    Blue Blazer / Tim Nusog

    This classic is the pinnacle of flaming cocktails. Its origins can be traced back to a gambling saloon in Gold Rush-era San Francisco, where cocktail pioneer Jerry Thomas conjured the concept. In his 1862 Bartenders Guide, Thomas describes the drink as a “blazing stream of liquid fire,” which is as apt a description as any. The drink’s base spirit can vary, but it must be high-proof (enough so to be lit on fire). Classically, it’s made with cask-strength scotch whisky, boiling water, sugar, and lemon peels—essentially a Hot Toddy, except this one is augmented by flames. The tricky part is mixing the cocktail, which requires impeccable technique. You’ll need two mixing tins, or mugs, with handles. In one of the tins, add the scotch, sugar, and boiling water, then carefully ignite the mix with a match.
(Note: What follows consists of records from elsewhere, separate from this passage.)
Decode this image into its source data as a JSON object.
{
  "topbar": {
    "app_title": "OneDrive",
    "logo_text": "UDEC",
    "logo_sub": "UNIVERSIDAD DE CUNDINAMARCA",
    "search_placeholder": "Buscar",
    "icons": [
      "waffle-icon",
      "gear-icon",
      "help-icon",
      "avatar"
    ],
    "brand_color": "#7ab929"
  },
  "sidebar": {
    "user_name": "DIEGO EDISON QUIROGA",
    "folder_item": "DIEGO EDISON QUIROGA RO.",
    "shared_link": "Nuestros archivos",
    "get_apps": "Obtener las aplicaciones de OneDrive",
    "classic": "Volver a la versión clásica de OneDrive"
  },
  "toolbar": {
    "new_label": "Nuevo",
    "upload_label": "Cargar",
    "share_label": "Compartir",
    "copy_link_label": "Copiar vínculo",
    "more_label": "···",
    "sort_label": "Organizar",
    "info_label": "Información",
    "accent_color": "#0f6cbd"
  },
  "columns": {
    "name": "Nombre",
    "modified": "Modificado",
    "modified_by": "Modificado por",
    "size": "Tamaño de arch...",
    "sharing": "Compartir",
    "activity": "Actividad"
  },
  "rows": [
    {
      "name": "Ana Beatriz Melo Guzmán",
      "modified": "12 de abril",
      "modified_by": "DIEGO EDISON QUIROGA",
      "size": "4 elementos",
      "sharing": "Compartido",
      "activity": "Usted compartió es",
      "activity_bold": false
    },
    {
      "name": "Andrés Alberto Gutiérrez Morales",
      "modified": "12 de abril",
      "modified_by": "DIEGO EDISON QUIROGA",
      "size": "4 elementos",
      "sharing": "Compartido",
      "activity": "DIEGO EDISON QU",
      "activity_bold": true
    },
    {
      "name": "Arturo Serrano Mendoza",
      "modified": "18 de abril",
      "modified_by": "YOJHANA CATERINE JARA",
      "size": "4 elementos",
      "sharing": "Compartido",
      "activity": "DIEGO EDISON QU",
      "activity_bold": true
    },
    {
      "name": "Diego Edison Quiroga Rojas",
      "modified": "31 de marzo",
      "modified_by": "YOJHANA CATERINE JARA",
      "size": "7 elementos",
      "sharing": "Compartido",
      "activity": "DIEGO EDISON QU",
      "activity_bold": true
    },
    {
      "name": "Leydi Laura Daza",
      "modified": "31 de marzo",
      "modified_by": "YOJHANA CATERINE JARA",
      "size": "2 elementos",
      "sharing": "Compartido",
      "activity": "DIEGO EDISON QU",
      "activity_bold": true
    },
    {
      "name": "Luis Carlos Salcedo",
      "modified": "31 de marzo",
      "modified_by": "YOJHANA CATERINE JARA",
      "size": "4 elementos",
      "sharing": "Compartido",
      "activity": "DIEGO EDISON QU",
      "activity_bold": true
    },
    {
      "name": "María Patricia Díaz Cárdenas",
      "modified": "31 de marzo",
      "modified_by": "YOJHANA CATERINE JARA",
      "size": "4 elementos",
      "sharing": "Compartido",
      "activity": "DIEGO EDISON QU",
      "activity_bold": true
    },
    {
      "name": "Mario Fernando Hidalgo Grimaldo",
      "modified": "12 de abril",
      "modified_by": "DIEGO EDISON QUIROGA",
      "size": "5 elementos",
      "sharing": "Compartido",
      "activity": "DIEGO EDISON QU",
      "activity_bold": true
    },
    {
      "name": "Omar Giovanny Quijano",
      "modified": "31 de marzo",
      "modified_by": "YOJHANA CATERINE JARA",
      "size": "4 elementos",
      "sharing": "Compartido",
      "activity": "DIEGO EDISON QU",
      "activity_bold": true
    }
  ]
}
From there, the flaming liquid will be “thrown” back and forth in order to caramelize the sugars and create a seamless, rounded cocktail. This technique is not for the faint of heart, so be sure to follow the mixing instructions carefully. Most importantly, don’t light anything else on fire!

    Get the recipe.